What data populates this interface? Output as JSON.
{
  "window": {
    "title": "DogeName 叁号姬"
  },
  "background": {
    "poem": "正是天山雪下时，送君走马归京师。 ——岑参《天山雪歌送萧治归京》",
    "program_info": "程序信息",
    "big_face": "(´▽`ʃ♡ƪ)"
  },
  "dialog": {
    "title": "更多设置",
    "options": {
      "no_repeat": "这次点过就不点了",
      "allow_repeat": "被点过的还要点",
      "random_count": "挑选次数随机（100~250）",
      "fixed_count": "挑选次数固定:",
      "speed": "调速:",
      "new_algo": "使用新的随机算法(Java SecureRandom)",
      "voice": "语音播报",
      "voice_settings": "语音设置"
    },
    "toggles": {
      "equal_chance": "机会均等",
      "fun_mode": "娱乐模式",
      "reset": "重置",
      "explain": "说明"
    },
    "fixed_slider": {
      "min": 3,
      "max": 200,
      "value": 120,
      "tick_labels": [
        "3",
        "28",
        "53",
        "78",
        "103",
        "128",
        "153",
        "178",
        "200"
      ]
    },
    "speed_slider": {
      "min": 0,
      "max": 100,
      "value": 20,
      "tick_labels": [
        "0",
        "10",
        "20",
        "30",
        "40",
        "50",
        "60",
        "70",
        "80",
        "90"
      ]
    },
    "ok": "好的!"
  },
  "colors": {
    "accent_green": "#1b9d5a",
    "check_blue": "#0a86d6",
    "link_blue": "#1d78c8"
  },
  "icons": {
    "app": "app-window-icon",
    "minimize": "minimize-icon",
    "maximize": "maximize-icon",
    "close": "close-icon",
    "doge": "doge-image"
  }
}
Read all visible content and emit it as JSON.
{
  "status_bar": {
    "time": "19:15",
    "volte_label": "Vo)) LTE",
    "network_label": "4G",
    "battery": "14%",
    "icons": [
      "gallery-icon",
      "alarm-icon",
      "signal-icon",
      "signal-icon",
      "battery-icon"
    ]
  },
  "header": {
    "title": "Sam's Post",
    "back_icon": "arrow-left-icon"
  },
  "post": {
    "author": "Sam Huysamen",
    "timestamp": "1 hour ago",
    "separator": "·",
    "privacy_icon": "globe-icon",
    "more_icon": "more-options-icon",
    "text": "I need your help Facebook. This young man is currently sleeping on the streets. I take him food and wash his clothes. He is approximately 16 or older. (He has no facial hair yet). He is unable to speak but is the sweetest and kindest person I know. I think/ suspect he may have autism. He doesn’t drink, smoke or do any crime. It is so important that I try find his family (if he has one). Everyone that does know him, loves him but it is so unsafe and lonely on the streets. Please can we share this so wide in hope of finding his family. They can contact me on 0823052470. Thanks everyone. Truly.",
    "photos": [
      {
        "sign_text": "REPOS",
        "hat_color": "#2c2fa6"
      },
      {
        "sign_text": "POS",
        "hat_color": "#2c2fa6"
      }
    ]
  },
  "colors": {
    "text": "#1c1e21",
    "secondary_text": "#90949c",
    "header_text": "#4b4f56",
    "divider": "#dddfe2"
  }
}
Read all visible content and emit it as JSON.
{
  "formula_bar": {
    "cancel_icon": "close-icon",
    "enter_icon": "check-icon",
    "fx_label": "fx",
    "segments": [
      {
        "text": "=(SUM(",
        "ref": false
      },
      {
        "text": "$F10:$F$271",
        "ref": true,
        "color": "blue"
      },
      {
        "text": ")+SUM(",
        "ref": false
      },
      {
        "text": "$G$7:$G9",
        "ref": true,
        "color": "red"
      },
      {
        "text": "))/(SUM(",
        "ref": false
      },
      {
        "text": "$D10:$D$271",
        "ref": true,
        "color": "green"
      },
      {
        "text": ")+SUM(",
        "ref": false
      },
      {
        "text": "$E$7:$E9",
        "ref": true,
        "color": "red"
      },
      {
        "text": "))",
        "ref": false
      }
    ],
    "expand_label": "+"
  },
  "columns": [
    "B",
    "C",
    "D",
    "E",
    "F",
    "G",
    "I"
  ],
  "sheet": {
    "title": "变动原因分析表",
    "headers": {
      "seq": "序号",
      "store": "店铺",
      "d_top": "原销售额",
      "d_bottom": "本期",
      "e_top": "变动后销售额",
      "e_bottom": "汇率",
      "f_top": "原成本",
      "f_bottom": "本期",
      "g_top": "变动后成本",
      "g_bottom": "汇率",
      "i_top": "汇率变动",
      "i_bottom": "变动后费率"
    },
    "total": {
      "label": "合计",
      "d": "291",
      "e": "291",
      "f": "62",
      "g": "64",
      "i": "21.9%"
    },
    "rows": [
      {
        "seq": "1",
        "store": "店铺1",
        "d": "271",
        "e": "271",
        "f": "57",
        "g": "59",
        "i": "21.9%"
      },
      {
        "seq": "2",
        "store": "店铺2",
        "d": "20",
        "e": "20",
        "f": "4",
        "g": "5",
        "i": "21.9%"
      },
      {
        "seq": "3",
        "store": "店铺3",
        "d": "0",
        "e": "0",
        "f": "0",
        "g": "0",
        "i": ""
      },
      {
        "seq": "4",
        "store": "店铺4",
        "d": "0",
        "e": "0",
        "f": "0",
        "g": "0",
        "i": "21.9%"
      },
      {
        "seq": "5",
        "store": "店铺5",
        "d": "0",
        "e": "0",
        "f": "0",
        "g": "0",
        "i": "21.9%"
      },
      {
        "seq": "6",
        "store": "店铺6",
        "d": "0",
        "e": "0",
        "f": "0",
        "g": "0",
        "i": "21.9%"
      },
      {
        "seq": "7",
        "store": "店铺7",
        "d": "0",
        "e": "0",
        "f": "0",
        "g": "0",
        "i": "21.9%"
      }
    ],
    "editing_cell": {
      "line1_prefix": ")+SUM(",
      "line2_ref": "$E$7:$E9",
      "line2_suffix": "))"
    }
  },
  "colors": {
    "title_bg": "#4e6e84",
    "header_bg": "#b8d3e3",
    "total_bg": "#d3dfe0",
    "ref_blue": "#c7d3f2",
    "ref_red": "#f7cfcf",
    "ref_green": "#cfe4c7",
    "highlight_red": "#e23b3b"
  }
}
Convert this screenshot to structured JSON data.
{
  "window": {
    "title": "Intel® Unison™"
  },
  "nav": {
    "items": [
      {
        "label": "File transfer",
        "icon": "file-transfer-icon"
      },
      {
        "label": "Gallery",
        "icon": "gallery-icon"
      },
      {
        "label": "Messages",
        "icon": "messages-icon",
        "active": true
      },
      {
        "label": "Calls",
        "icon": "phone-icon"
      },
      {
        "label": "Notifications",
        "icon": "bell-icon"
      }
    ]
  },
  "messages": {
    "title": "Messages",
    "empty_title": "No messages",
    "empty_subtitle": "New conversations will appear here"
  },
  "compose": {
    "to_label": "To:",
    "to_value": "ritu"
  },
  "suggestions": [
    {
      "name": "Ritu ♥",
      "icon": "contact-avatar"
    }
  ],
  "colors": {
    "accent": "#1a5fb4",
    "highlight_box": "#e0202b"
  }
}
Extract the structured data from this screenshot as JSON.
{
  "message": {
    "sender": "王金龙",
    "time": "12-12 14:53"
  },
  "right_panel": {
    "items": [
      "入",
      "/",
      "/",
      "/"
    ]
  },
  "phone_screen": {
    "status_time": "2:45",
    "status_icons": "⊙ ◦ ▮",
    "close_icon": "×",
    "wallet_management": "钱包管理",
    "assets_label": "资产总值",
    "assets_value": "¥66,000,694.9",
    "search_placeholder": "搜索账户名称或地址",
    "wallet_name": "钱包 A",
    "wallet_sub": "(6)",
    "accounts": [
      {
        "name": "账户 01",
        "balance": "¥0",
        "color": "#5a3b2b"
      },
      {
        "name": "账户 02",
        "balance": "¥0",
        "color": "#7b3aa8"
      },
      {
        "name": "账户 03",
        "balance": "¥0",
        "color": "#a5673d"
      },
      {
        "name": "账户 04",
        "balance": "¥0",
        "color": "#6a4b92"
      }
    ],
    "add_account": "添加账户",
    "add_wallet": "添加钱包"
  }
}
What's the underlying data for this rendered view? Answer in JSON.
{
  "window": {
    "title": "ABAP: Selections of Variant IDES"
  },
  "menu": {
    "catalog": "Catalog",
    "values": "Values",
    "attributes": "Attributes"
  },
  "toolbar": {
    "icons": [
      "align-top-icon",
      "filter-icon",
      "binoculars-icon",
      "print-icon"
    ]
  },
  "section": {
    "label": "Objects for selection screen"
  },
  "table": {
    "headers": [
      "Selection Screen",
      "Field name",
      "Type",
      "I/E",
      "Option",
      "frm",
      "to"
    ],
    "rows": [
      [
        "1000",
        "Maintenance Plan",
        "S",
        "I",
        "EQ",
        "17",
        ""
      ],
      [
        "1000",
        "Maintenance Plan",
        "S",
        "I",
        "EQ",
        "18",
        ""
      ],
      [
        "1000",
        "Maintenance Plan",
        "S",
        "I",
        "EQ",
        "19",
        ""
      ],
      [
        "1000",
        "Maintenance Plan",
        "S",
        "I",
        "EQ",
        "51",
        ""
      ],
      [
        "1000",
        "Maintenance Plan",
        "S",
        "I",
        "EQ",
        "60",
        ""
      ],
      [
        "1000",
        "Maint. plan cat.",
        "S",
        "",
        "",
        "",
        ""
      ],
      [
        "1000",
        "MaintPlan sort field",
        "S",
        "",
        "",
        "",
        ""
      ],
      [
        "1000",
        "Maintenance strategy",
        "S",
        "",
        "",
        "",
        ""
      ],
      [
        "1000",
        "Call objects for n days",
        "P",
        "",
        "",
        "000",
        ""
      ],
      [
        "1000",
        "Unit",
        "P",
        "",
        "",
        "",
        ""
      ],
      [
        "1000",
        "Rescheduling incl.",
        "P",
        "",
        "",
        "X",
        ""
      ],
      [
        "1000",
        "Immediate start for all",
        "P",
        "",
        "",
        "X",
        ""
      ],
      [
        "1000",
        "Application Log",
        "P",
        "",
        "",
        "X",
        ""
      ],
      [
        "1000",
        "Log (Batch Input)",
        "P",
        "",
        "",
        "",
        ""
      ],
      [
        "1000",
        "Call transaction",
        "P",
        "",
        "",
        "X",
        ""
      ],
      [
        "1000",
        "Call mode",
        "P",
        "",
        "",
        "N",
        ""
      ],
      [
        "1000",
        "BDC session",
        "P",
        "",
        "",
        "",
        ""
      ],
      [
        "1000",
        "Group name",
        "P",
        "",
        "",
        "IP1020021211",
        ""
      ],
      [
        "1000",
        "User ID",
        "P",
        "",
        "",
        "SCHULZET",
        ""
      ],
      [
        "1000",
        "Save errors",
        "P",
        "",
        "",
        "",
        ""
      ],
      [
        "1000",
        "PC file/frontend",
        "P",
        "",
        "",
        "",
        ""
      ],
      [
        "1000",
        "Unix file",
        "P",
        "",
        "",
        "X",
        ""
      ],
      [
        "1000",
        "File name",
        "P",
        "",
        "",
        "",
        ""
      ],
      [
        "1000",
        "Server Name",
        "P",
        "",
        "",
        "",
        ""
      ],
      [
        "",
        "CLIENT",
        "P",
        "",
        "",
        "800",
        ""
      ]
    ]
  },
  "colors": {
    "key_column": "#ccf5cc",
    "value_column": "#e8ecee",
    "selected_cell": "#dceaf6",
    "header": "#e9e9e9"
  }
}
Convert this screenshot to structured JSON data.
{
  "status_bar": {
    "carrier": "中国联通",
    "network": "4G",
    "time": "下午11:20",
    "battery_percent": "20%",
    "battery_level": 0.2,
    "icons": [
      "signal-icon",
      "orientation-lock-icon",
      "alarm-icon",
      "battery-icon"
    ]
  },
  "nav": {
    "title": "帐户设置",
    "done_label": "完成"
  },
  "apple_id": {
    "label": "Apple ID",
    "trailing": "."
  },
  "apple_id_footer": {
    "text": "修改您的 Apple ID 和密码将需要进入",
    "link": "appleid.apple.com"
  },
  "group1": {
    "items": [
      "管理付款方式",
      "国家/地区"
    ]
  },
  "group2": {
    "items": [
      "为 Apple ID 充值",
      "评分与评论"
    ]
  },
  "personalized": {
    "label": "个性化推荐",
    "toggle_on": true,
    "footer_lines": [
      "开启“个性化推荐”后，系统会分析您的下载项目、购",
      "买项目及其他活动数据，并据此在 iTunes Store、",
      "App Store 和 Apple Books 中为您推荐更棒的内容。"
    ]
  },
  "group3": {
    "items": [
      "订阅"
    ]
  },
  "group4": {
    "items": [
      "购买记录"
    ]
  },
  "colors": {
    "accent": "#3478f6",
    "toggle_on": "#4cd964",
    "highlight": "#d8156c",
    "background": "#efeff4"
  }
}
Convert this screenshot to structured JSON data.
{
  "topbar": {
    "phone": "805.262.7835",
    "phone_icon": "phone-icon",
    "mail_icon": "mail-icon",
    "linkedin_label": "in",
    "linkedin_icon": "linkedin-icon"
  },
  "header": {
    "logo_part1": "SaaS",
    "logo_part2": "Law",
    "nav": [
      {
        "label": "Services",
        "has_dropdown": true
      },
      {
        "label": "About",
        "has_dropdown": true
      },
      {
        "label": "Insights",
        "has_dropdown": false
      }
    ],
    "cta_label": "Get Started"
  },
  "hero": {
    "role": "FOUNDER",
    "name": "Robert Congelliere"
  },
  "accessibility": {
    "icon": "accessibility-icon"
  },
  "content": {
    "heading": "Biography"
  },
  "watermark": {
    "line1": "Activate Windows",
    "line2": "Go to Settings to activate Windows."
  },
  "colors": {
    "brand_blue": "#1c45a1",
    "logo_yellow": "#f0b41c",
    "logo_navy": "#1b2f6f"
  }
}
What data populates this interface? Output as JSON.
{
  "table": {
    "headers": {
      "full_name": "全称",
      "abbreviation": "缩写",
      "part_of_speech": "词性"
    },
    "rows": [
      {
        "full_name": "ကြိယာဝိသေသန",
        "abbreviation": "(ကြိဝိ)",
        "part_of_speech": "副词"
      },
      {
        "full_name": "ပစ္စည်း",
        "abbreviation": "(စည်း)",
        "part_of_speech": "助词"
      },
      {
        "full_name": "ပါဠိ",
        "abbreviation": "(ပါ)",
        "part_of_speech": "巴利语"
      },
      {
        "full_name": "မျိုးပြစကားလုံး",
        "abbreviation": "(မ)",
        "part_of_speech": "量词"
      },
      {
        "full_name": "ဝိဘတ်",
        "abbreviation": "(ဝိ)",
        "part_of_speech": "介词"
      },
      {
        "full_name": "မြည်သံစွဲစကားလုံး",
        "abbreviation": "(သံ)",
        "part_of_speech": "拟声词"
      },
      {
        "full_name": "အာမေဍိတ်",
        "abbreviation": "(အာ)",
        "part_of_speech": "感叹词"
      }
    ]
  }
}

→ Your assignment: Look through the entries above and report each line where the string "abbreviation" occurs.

→ Reply to the exercise:
      "abbreviation": "缩写",
        "abbreviation": "(ကြိဝိ)",
        "abbreviation": "(စည်း)",
        "abbreviation": "(ပါ)",
        "abbreviation": "(မ)",
        "abbreviation": "(ဝိ)",
        "abbreviation": "(သံ)",
        "abbreviation": "(အာ)",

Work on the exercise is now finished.